wasn’t something I ever set out to do, but it’s an interesting role and one in which you get to work with a lot of different people in a lot of different places. I’m still an eventing fan - I have been all my life - and I really enjoy working with the cross-country
course designer and watching an exciting competition unfold with great horses performing to the best of their abilities. And there are big characters all over the world in eventing, and we’ve got so much in common with each other.
Q: What other involvement do you have in eventing?
I’ve done a lot of coaching, and it’s one of the things that I enjoy the most - perhaps it is my teacher father’s genes coming out in me. I’m a UKCC Level 3 coach, and in 2013 I joined British Equestrian’s World Class program as Assistant to the Eventing Performance Manager, Yogi Breisner. I am team manager to Britain’s Nations Cup teams; we’ve had a lot of success in the Nations Cup series over the years and it’s been great fun. I’ve also been British Eventing’s regional coordinator for the East region since 2010.

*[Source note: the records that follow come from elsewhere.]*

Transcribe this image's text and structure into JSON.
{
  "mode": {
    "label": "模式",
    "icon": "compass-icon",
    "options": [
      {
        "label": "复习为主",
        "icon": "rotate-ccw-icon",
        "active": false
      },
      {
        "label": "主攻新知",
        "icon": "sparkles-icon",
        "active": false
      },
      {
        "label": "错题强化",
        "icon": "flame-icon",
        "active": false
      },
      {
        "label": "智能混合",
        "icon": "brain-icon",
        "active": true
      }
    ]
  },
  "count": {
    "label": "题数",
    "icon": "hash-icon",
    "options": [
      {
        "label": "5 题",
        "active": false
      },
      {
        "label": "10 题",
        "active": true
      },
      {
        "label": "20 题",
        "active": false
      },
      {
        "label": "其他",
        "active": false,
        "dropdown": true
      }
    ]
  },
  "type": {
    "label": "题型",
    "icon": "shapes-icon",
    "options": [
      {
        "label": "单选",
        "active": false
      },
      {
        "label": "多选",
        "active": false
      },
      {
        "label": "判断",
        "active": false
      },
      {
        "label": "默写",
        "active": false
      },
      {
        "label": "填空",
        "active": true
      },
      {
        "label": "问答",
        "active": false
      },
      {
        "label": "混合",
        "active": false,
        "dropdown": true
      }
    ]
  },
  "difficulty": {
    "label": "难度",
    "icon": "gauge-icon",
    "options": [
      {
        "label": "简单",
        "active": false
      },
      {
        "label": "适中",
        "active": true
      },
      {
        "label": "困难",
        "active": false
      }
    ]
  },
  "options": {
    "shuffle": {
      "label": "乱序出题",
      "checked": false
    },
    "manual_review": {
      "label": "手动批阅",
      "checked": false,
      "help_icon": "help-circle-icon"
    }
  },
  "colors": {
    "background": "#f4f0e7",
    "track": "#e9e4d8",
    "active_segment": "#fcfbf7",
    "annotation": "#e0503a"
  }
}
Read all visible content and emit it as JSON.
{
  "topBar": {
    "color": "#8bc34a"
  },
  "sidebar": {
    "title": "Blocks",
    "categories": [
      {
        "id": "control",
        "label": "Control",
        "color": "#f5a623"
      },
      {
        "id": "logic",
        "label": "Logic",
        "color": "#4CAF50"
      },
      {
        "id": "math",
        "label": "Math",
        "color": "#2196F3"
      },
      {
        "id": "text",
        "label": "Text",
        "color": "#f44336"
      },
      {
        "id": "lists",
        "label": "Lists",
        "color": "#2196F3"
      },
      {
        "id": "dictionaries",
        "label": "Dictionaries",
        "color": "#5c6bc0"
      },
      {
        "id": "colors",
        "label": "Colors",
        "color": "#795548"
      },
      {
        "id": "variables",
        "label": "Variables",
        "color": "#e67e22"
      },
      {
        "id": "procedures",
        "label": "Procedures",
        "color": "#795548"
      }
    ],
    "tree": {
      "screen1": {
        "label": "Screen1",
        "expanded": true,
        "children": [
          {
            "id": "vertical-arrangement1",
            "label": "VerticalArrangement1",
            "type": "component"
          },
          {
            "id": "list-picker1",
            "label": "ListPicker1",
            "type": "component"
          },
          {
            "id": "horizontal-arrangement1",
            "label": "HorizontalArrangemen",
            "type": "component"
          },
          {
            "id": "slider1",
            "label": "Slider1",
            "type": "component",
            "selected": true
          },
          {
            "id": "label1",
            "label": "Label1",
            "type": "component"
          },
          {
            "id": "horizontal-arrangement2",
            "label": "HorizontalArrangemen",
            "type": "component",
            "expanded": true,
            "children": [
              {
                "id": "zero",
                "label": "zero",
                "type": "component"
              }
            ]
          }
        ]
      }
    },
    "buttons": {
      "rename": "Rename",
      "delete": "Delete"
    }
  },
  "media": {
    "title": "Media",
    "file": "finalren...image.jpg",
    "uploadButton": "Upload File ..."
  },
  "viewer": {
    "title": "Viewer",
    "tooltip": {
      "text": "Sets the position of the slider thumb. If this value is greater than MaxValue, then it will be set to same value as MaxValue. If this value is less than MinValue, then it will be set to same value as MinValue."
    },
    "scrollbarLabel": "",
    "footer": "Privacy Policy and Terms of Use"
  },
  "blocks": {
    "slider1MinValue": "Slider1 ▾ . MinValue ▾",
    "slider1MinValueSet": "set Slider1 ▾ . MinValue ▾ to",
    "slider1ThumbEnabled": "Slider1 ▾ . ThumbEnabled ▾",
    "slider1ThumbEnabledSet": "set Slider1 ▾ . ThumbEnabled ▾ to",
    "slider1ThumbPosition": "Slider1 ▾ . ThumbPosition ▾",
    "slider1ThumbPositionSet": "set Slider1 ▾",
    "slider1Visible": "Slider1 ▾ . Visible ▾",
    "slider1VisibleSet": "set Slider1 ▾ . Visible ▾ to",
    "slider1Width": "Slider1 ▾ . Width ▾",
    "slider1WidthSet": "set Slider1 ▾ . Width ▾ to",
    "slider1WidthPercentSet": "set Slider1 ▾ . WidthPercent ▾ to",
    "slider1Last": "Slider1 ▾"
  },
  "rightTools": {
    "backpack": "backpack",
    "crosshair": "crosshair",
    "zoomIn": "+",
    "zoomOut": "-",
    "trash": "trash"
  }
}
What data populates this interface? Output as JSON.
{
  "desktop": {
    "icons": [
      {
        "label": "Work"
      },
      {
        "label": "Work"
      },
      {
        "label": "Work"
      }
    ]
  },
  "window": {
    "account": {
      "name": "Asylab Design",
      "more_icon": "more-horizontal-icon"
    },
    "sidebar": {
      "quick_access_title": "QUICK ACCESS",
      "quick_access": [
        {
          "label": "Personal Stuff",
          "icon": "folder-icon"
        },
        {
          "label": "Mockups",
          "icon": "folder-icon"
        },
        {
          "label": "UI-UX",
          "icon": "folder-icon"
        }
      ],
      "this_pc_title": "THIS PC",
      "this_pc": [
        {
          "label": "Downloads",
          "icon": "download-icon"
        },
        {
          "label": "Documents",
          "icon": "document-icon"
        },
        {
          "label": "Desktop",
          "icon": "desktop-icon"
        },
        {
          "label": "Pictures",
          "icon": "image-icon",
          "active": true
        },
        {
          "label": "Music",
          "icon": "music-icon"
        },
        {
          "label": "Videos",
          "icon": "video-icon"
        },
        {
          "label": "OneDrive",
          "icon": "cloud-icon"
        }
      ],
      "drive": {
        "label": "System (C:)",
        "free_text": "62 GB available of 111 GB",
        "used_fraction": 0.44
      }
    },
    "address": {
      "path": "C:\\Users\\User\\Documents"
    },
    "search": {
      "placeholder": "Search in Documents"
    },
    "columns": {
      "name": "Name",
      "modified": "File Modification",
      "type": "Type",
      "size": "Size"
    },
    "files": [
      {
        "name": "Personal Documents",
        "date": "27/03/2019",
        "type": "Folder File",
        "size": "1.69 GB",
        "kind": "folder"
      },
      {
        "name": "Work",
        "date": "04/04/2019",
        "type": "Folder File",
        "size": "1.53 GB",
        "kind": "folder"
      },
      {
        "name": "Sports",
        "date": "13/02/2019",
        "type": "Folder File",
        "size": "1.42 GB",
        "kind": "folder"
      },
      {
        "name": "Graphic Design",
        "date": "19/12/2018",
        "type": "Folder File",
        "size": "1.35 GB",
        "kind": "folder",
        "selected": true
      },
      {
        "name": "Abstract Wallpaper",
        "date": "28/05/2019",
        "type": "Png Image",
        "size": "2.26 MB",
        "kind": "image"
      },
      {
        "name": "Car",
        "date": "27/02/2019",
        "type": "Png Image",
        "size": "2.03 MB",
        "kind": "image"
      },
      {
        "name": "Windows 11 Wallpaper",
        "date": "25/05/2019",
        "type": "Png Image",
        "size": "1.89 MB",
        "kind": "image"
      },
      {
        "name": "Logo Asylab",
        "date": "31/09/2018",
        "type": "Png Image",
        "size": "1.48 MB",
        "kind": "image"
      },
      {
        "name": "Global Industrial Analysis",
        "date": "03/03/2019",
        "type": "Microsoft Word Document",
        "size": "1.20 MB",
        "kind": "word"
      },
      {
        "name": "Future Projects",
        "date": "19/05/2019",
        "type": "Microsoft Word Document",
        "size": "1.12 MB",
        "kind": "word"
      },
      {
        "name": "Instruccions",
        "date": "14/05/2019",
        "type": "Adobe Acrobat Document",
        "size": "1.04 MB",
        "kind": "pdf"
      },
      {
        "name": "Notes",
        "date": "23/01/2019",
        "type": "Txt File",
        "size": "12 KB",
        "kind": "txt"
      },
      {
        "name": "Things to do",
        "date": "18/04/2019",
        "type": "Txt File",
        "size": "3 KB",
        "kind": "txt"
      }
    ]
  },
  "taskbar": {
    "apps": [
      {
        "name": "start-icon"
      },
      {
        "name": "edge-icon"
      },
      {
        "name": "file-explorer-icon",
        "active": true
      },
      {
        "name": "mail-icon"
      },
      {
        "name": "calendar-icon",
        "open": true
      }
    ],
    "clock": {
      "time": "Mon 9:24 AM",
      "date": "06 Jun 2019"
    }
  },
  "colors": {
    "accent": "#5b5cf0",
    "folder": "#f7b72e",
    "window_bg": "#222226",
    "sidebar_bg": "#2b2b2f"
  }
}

USEA podcast host Nicole Brown chats with Interim Eventing Chef d’Equipe and Team Manager of the U.S. Eventing Team Bobby Costello about the Silver Medal Performance put forward by the U.S. Team at the 2022 FEI Eventing World Championships.
There is still time to experience the long format of three-day eventing this year, by competing in a fall USEA Classic Series Event! The USEA Classic Series offers long-format eventing at the Beginner Novice, Novice, Training, Modified, and Preliminary levels, and there are still a few left on the fall calendar in various Areas.
This story first appeared in the August 2022 issue of Sidelines Magazine.
I have had many young horses in my time, and one thing I’ve learned is that it’s rarely the perfect, easy baby that becomes the next superstar. In fact, I’ve always considered it a positive to have the well-behaved youngster throw a little bit of attitude my way, as I believe that it takes fight to become a great event horse.